MacDougall-Walker Correctional Institution, Suffield, MacDougall-Walker Correctional Institution, Suffield, Connecticut. (Photo: Google)

A federal judge has dismissed a lawsuit by a Connecticut prison inmate who said his First, Fourth, Eighth and Fourteenth Amendment rights were violated because he never received a religious book that was mailed to him on two occasions. The ruling does allow for inmate Jose Ramos to file an amended complaint by Oct. 1.

Judge Victor Bolden of the U.S. District Court for the District of Connecticut said he was giving Ramos, a prisoner at the MacDougall-Walker Correctional Institute in Suffield, time to fix what he said were “deficiencies” in his April lawsuit against the state Department of Correction and Gov. Dannel Malloy, among others.

At issue were claims by Ramos, who is acting as his own attorney, that he never received the book “All Religions are One” by Jeffery Moses. The book was mailed by a third party to him twice, Ramos claims in the suit.

But Bolden, in his nine-page ruling on Monday, went through each claim by Ramos and dismissed them.
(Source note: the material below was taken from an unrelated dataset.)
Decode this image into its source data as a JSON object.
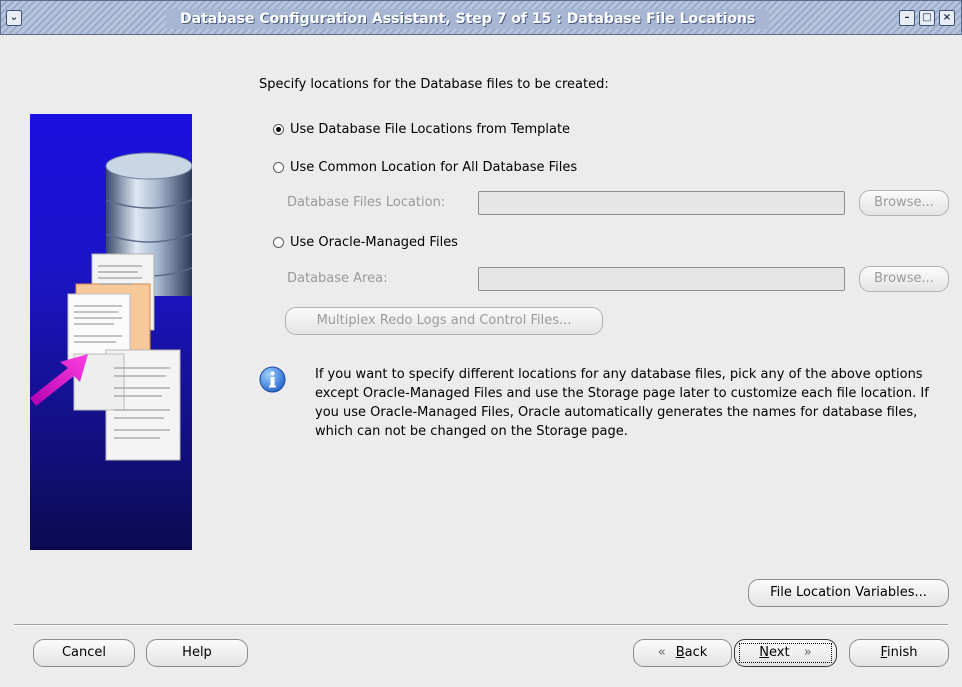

With regard to Ramos’ First Amendment rights, Bolden said the plaintiff needed to show he “sincerely holds a particular belief, that the belief is religious in nature, and that the challenged action substantially burdened his exercise of that belief.”

“He has failed to do so,” the judge found.

Furthermore, Bolden wrote: “Mr. Ramos makes no reference to his religion or religious practices at all. Absent any allegations suggesting that Mr. Ramos’ ability to exercise his religious beliefs has been burdened, he fails to state a First Amendment claim.”

Bolden also found that Ramos failed to say who, specifically, might be responsible for him not getting his mail. In addition, the judge said, Ramos’ Fourth Amendment claims were not adequately pleaded.

“Although the Supreme Court has recognized that a person, while incarcerated, possesses a legitimate expectation of privacy, severely curtailed as it may be, Mr. Ramos has failed to plead sufficient factual matter to give rise to a claim under the Fourth Amendment,” Bolden wrote. “Mr. Ramos alleges no facts indicating that the book actually arrived at the correctional facility, much less that, upon the book’s arrival at the correctional facility, someone took the book and refused to deliver it to him. Thus, Mr. Ramos has not named any person responsible for allegedly seizing the book in question.”

According to DeVaughn Ward, a Hartford solo practitioner whose specialty includes prisoner rights, inmates often do not get mail sent to them.

“Getting mail for prisoners is difficult,” Ward said Tuesday. “The Department of Correction reads every piece of mail that goes in and goes out. Through my practice, I routinely have clients who allege they do not get their mail. I’ve mailed clients things and it never gets to them. It’s a real and persistent problem.”

Ward said he’d encourage Ramos to file the amended complaint.

“At this point, he should be able to ascertain what guards might have opened the mail,” the attorney said. “But at the same time, conducting discovery for any prison inmate is very difficult.”

From his perspective, attorney Jamie Sullivan, a managing partner with Hartford’s Howard Kohn Sprague & FitzGerald, believes Bolden was correct.

“It appears the complaint was not sufficiently pled to support a religious discrimination claim,” Sullivan said. “The judge left it open for him to make a prima facie case, which has not happened yet.”

Andrius Banevicius, who is with the public information office at the Department of Correction, declined to comment Tuesday. The governor’s office referred all calls to the office of the Connecticut Attorney General. Jacyln Severance, a spokeswoman for that office, also declined to comment.